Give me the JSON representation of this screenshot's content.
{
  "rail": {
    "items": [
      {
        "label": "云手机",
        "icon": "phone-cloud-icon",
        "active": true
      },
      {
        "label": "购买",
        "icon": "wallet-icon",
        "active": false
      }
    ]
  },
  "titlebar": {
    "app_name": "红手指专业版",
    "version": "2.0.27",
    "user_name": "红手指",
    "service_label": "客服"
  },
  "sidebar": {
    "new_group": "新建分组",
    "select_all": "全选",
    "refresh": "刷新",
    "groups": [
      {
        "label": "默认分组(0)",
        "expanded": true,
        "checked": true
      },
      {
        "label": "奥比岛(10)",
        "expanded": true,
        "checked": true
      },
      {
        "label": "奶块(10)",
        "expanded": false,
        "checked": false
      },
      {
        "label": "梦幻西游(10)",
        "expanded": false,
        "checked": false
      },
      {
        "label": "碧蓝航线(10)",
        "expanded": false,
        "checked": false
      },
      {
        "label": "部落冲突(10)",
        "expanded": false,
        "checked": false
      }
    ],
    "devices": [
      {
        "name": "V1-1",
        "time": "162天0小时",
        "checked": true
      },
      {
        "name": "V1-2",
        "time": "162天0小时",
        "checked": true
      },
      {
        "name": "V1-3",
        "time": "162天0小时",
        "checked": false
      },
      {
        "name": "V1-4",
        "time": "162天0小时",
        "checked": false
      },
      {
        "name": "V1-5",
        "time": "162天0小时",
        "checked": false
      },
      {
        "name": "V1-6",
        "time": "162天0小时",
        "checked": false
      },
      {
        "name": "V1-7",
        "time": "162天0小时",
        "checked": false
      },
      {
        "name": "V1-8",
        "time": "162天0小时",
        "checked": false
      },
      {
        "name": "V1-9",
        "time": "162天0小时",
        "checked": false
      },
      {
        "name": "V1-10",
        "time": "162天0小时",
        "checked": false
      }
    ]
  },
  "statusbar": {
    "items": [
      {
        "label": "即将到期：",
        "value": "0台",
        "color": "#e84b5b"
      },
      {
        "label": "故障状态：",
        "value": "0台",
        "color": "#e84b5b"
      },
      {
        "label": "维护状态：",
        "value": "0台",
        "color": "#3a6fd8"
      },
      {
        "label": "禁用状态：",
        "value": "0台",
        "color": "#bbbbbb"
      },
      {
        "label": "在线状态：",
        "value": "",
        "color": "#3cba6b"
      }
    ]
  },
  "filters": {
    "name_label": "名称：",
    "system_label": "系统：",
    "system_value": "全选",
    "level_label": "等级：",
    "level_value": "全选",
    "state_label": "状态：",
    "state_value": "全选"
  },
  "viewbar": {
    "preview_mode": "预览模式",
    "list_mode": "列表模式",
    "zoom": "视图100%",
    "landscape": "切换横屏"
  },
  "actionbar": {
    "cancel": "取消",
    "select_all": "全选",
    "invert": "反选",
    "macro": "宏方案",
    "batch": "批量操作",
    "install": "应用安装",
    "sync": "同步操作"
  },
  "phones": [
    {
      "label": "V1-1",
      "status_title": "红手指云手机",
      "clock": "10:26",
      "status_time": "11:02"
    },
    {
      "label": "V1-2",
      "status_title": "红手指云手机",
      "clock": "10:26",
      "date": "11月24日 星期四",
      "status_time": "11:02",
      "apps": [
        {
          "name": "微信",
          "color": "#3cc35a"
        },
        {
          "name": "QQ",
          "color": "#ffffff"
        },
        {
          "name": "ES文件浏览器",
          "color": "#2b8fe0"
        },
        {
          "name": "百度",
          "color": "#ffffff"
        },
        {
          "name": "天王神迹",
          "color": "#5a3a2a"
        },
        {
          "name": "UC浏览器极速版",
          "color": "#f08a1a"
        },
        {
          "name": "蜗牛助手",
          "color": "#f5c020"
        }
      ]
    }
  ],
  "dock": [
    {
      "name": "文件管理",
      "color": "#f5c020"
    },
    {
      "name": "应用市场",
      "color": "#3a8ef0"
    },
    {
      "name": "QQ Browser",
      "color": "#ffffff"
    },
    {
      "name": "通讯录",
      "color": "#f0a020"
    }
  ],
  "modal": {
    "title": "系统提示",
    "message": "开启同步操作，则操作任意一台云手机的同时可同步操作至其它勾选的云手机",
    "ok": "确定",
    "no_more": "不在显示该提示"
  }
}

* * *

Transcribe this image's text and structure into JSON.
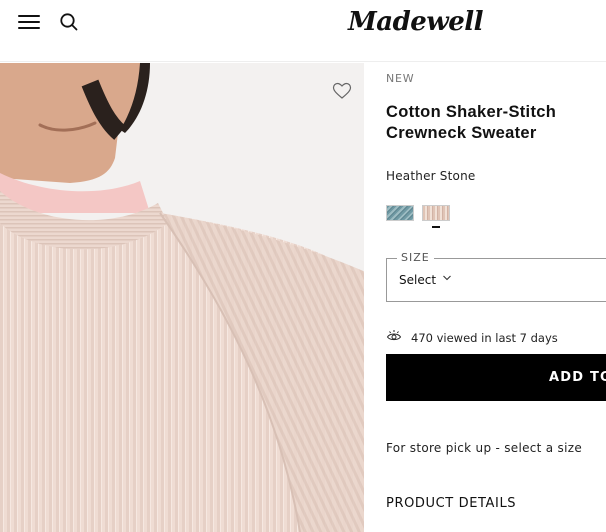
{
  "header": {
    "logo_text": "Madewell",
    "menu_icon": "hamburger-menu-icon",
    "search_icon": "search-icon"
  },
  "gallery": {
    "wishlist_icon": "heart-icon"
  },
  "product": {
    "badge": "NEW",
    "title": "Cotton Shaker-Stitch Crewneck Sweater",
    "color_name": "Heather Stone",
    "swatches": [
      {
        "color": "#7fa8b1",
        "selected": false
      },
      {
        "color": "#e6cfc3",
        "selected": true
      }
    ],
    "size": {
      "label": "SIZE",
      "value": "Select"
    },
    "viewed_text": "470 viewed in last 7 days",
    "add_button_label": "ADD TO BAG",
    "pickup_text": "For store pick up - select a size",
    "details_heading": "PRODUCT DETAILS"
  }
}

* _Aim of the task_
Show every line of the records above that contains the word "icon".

* _Exercise result_
        "icon": "phone-cloud-icon",
        "icon": "wallet-icon",
    "menu_icon": "hamburger-menu-icon",
    "search_icon": "search-icon"
    "wishlist_icon": "heart-icon"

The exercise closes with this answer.